The report issued on June 28 also showed relative weakness among the midsize and regional banks. However, the stress test only required the 23 banks that are the country’s largest lenders to participate in testing.
In light of the banking crisis earlier this year, Fed policymakers hinted that stress testing could be made harder in the future.
The Fed’s vice chair for supervision, Michael Barr, commented:
“We should remain humble about how risks can arise and continue our work to ensure that banks are resilient to a range of economic scenarios, market shocks, and other stresses.”
Bank stress tests have been carried out every year since the 2008 financial crisis, which was caused by U.S. banks. The Fed tests how severe banking industry losses would be if unemployment were to skyrocket and economic activity were to severely contract.
In this year’s stress test, the Fed tested a severe global recession scenario which caused 40% and 38% declines in commercial and home property prices respectively. In the worst-case scenario, unemployment would hit 10% — it is currently 3.7%.
The 23 largest banks would have collective losses of $541 billion in this scenario, according to the tests.
A bank must have a stressed capital ratio of at least 4.5% to be considered for a passing grade, according to the Fed. Capital ratios are a key measure of a bank’s financial strength.
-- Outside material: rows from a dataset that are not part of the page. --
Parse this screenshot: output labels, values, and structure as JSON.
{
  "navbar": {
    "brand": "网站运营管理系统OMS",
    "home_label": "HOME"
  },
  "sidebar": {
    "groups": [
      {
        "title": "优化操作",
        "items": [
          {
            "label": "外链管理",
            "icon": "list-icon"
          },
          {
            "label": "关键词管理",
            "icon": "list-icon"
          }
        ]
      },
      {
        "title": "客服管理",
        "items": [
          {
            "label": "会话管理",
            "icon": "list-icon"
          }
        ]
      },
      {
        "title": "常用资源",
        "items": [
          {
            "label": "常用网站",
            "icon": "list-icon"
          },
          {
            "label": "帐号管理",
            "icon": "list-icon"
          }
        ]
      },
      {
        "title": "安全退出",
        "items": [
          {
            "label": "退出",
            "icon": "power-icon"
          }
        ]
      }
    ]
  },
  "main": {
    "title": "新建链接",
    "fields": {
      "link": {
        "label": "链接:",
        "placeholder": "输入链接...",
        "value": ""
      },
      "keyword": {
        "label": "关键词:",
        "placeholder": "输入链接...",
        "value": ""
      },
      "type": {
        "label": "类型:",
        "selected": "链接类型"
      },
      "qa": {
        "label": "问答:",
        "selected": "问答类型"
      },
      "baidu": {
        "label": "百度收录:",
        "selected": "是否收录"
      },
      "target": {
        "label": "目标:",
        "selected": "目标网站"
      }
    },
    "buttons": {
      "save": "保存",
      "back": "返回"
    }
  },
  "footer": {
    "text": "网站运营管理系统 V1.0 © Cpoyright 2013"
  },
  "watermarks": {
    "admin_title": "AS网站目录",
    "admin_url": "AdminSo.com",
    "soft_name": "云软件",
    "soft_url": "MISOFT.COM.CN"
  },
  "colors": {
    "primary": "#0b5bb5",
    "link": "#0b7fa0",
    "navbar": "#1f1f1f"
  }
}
Earlier this year the American banking system was rocked by several high-profile collapses including Silicon Valley Bank, Signature Bank, Silvergate Bank, and First Republic Bank. Others including PacWest and Western Alliance were on shaky ground.
The Fed has been actively bailing out smaller banks this year through its Bank Term Funding Program (BTFP) set up in March.
More than $100 billion has already been spent propping up small and mid-sized banks on the ropes, according to the Federal Reserve data.